Gärtner A., Polnau DG., Staiger V., Sciarretta C., Minichiello L., Thoenen H., Bonhoeffer T., Korte M.
Neurotrophins have been shown to play a critical role in activity-dependent synaptic plasticity such as long-term potentiation (LTP) in the hippocampus. Although the role of brain-derived neurotrophic factor (BDNF) and its tyrosine kinase receptor [tyrosine receptor kinase B (TrkB)] is well documented, it still remains unresolved whether presynaptic or postsynaptic activation of TrkB is involved in the induction of LTP. To address this question, we locally and specifically interfered with a downstream target of the TrkB receptor, phospholipase Cgamma (PLCgamma). We prevented PLCgamma signaling by overexpression of the PLCgamma pleckstrin homology (PH) domain with a Sindbis virus vector.
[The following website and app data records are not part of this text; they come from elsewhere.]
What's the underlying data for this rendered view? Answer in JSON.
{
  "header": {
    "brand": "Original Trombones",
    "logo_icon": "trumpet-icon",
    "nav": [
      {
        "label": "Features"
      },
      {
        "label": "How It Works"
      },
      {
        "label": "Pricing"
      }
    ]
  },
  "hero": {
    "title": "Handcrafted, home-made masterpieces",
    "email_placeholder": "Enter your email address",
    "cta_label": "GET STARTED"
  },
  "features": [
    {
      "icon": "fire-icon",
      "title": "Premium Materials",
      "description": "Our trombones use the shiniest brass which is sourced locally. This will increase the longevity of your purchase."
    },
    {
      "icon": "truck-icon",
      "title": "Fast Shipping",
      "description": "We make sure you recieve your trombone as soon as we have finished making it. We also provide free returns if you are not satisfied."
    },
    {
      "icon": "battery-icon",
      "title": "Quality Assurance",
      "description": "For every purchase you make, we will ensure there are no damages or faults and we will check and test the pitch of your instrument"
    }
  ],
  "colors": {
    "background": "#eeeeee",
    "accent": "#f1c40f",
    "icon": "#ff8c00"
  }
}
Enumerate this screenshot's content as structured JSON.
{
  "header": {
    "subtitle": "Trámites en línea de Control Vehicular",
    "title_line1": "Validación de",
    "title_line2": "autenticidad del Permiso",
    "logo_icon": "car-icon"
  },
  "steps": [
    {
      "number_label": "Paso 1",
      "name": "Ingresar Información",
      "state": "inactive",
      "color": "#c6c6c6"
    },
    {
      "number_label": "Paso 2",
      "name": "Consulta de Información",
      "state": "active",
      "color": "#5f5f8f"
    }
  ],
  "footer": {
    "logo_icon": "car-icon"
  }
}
The isolated PH domain has an inhibitory effect and thereby blocks endogenous PLCgamma signaling and consequently also IP3 production. Surprisingly, concurrent presynaptic and postsynaptic blockade of PLCgamma signaling was required to reduce LTP to levels comparable with those in TrkB and BDNF knock-out mice. Blockade of presynaptic or postsynaptic signaling alone did not result in a significant reduction of LTP.